Fabio Capello has led the English team into the World Cup in stunning style. Gone is the despondency at losing out on a 2008 Euro berth under Steve McLaren, the 'The Wally with a Brolly'.
The way England has won is causing an unfamiliar feeling to creep up. They dare to dream. The delicious possibility of adding another World Cup title. Its been over four decades since the 1966 World Cup and since then England have stumbled and stumbled badly with only the 1990 World Cup offering some relief.
And Fabio Capello is leading that brand of optimism:
"Playing in the final would be success," said Capello.
"For now, playing in it will do, rather than winning it. But if people are asking me what my aspiration is, then it is to reach the final."
In 2006, Steven Gerrard and Frank Lampard created a crippling redundancy in the crowded five man midfield. With very little overlap the midfield was bogged down by stasis and it was only Owen Hargreaves who provided some industry and bustle.
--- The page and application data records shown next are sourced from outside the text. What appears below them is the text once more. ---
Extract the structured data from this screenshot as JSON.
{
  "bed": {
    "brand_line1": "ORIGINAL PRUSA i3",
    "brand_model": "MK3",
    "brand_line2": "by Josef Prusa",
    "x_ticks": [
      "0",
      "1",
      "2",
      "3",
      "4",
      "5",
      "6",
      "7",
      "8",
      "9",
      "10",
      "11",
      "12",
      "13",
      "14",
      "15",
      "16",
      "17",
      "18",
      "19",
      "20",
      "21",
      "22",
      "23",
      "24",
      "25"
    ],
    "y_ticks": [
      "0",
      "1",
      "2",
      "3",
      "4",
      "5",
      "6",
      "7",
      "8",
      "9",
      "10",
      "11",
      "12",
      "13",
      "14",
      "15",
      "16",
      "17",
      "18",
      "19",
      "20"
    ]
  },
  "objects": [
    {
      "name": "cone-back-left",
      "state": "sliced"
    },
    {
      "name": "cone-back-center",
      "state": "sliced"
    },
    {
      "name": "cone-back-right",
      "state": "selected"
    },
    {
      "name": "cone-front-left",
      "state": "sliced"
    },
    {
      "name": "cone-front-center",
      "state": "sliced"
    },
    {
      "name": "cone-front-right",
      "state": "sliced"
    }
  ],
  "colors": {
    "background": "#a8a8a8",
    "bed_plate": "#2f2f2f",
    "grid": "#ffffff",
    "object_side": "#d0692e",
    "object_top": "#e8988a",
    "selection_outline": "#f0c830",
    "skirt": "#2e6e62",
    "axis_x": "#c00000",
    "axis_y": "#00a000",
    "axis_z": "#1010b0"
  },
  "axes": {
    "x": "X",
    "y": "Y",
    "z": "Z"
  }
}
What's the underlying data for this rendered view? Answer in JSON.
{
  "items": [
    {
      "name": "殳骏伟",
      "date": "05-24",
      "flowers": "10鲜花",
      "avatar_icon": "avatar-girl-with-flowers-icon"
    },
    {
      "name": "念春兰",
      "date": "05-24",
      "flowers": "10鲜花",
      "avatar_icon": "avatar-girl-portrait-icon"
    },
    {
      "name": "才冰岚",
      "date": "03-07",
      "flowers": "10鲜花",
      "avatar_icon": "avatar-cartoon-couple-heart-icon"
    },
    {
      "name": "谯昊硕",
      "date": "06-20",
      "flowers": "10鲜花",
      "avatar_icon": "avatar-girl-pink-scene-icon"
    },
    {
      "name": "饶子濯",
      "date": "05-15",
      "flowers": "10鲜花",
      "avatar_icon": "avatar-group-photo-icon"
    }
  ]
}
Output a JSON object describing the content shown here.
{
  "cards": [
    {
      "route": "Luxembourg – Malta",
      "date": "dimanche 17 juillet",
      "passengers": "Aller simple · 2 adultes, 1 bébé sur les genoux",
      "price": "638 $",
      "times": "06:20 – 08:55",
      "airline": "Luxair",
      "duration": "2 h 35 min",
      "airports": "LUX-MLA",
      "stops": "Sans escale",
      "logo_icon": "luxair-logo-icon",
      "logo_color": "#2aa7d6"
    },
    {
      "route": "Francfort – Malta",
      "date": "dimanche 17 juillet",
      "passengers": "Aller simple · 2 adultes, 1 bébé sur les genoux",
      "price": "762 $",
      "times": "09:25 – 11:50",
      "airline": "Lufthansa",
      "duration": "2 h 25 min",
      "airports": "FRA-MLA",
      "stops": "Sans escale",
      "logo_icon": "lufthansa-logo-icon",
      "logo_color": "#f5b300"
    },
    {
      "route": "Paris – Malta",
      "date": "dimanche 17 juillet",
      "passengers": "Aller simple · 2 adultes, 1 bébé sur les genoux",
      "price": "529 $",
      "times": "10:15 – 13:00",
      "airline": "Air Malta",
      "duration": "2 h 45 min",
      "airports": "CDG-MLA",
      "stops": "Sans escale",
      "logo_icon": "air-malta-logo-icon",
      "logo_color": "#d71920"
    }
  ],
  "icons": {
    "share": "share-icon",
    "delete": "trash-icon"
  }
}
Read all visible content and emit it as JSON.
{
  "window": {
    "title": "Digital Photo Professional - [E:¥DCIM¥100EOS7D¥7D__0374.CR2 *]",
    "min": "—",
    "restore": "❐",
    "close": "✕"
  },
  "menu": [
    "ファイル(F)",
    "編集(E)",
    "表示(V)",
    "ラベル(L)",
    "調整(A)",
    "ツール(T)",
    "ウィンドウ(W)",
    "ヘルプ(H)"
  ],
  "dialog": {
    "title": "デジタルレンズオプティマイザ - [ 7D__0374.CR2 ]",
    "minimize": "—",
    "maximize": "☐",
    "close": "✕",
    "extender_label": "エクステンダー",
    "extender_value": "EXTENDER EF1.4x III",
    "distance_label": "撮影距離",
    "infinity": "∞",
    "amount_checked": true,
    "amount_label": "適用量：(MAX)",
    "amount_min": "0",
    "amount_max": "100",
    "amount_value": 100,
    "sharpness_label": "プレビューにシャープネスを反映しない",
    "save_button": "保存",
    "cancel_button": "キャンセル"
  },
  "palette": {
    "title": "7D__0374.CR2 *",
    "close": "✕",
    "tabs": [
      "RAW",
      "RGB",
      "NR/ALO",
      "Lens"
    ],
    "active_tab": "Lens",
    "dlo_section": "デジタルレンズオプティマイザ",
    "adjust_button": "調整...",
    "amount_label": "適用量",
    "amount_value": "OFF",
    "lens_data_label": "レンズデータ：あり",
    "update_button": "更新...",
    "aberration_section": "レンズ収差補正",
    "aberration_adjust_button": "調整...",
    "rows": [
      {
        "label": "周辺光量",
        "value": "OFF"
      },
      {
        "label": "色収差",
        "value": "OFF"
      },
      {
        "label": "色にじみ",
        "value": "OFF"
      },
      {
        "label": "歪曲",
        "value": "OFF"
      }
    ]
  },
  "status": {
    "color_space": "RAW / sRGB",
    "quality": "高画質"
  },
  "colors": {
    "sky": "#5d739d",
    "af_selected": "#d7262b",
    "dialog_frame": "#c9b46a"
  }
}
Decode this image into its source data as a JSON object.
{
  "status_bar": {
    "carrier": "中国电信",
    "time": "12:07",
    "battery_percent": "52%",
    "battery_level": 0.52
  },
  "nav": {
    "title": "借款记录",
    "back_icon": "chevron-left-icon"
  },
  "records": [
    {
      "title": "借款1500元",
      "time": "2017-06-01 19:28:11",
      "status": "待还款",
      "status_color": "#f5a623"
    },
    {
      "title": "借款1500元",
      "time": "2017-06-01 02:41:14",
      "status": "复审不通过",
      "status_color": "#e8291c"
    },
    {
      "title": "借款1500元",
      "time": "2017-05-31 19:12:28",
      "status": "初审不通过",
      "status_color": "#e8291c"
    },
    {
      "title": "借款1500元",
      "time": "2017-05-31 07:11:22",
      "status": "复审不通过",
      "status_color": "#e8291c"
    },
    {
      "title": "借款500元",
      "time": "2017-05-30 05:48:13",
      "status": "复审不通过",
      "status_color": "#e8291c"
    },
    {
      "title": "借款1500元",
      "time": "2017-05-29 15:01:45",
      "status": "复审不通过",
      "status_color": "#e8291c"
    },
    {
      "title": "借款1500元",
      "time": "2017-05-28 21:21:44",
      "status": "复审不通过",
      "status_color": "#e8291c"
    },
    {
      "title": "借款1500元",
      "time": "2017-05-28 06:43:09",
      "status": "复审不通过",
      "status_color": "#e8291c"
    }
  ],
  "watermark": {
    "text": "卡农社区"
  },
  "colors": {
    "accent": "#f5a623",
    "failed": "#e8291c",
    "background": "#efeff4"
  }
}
Frank Lampard was busy blasting away stratospheric missiles and Peter Crouch waited for the long ball as England stagnated on offense.
With Joe Cole missing, Steven Gerrard has found his space running down the left, cutting inside and dishing off to Rooney running across the center. The slot striker keeps on adding to his assist total. The midfield has added warp speed in the form of lightning quick Aaron Lennon down the right.
The squad also has two of the game's top attacking wingbacks in Ashley Cole and Glen Johnson who create all the space for Gerrard, Lampard, and Rooney to run into and dish of crosses that can be attacked by a whole host of players. Gareth Barry and Frank Lampard begin it all by winning back possession upfield reducing the distance to goal. Its all a matter of closing down spaces.
Capello has a wealth of attacking riches when Theo Walcott returns. Jermain Defoe and Peter Crouch are the super subs. And Joe Cole might eventually get back into the squad after rehab from injury.
The questions may not be so much in midfield but in defense and in goalkeeping. Capello initially started David James and now prefers Robert Green with Ben Foster getting in a look in the friendlies. All three are mistake prone but Green seems to be the steadiest of the lot although he spilled the shot that Eduardo latched onto for the only Croatian goal. Still it is a vast improvement from the days of Paul Robinson.
Glen Johnson has shown his attacking instincts, foot skills, clever changes of pace, and a physical presence but his defending has been less stellar. He does not seem overly eager to track back. Matthew Upson as a replacement for Sol Ferdinand is adequate when it comes to the air but his tackling is suspect.
Some questions still remain but when you think of an English team that has scored 31 goals, the most in the European zone and moved well beyond David Beckham's dead ball abilities it is a source of optimism. It starts with Capello and his discipline.